__Exercise goal__
The pictures in the data below are to be omitted; all else must be duplicated exactly.

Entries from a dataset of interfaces

------------------------------

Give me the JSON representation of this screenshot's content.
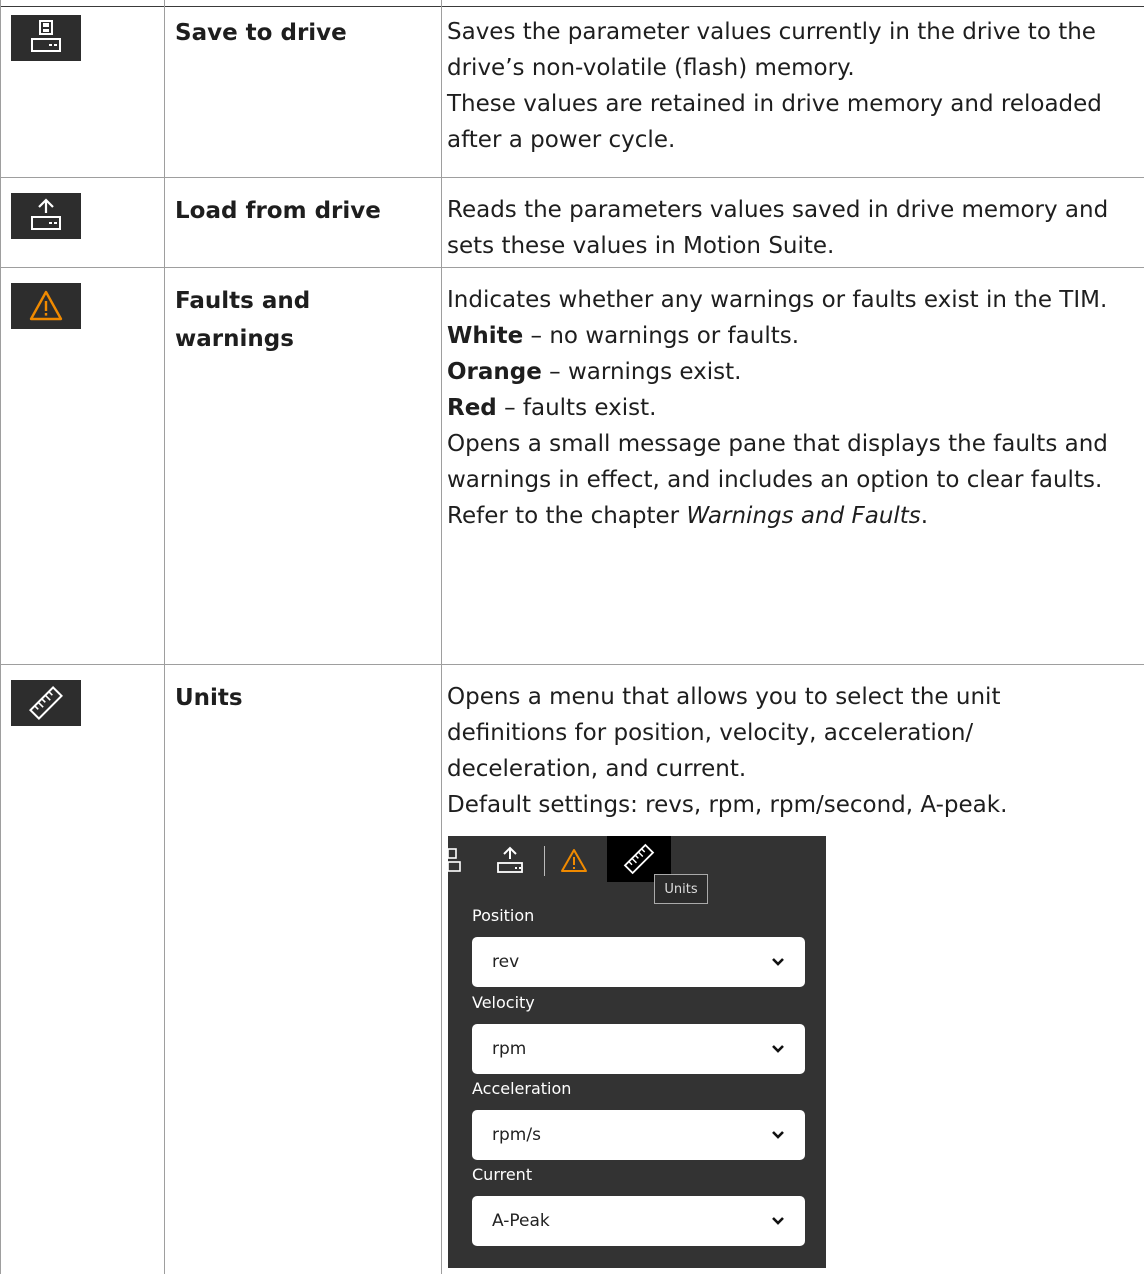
{
  "rows": [
    {
      "icon": "save-to-drive-icon",
      "name": "Save to drive",
      "desc": [
        "Saves the parameter values currently in the drive to the drive’s non-volatile (flash) memory.",
        "These values are retained in drive memory and reloaded after a power cycle."
      ]
    },
    {
      "icon": "load-from-drive-icon",
      "name": "Load from drive",
      "desc": [
        "Reads the parameters values saved in drive memory and sets these values in Motion Suite."
      ]
    },
    {
      "icon": "warning-icon",
      "name": "Faults and warnings",
      "desc": [
        "Indicates whether any warnings or faults exist in the TIM.",
        "Opens a small message pane that displays the faults and warnings in effect, and includes an option to clear faults."
      ],
      "states": [
        {
          "label": "White",
          "text": " – no warnings or faults."
        },
        {
          "label": "Orange",
          "text": " – warnings exist."
        },
        {
          "label": "Red",
          "text": " – faults exist."
        }
      ],
      "refer_prefix": "Refer to the chapter ",
      "refer_chapter": "Warnings and Faults",
      "refer_suffix": "."
    },
    {
      "icon": "ruler-icon",
      "name": "Units",
      "desc": [
        "Opens a menu that allows you to select the unit definitions for position, velocity, acceleration/ deceleration, and current.",
        "Default settings: revs, rpm, rpm/second, A-peak."
      ]
    }
  ],
  "units_panel": {
    "tooltip": "Units",
    "fields": [
      {
        "label": "Position",
        "value": "rev"
      },
      {
        "label": "Velocity",
        "value": "rpm"
      },
      {
        "label": "Acceleration",
        "value": "rpm/s"
      },
      {
        "label": "Current",
        "value": "A-Peak"
      }
    ]
  },
  "colors": {
    "icon_bg": "#2d2d2d",
    "warning": "#f08a00",
    "panel_bg": "#333333"
  }
}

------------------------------

__Exercise output__
Give me the JSON representation of this screenshot's content.
{
  "rows": [
    {
      "icon": "save-to-drive-icon",
      "name": "Save to drive",
      "desc": [
        "Saves the parameter values currently in the drive to the drive’s non-volatile (flash) memory.",
        "These values are retained in drive memory and reloaded after a power cycle."
      ]
    },
    {
      "icon": "load-from-drive-icon",
      "name": "Load from drive",
      "desc": [
        "Reads the parameters values saved in drive memory and sets these values in Motion Suite."
      ]
    },
    {
      "icon": "warning-icon",
      "name": "Faults and warnings",
      "desc": [
        "Indicates whether any warnings or faults exist in the TIM.",
        "Opens a small message pane that displays the faults and warnings in effect, and includes an option to clear faults."
      ],
      "states": [
        {
          "label": "White",
          "text": " – no warnings or faults."
        },
        {
          "label": "Orange",
          "text": " – warnings exist."
        },
        {
          "label": "Red",
          "text": " – faults exist."
        }
      ],
      "refer_prefix": "Refer to the chapter ",
      "refer_chapter": "Warnings and Faults",
      "refer_suffix": "."
    },
    {
      "icon": "ruler-icon",
      "name": "Units",
      "desc": [
        "Opens a menu that allows you to select the unit definitions for position, velocity, acceleration/ deceleration, and current.",
        "Default settings: revs, rpm, rpm/second, A-peak."
      ]
    }
  ],
  "units_panel": {
    "tooltip": "Units",
    "fields": [
      {
        "label": "Position",
        "value": "rev"
      },
      {
        "label": "Velocity",
        "value": "rpm"
      },
      {
        "label": "Acceleration",
        "value": "rpm/s"
      },
      {
        "label": "Current",
        "value": "A-Peak"
      }
    ]
  },
  "colors": {
    "icon_bg": "#2d2d2d",
    "warning": "#f08a00",
    "panel_bg": "#333333"
  }
}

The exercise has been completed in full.